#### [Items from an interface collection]

▽

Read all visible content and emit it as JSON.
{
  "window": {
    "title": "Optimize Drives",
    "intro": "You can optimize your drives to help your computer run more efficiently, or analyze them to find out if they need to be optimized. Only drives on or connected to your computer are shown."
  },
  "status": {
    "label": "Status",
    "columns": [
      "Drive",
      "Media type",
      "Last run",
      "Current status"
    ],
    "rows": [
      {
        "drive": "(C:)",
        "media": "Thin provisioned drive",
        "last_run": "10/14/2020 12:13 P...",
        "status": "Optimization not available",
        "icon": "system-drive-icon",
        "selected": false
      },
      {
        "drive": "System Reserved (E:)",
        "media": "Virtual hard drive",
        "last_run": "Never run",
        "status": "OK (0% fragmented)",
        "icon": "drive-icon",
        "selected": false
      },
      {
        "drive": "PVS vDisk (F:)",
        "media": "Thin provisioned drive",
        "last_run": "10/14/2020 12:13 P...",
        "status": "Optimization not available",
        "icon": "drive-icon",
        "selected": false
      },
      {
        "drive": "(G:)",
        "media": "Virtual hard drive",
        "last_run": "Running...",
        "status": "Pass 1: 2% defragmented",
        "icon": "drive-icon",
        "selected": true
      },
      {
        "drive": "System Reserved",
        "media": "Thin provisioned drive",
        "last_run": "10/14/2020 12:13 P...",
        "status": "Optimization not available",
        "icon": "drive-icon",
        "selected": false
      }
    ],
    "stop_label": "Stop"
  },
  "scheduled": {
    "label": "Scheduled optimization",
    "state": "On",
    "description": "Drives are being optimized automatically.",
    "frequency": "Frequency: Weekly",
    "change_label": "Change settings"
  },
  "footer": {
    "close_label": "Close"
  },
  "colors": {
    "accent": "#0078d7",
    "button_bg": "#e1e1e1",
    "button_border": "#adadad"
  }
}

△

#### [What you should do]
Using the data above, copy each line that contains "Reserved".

#### [Response to the exercise]
        "drive": "System Reserved (E:)",
        "drive": "System Reserved",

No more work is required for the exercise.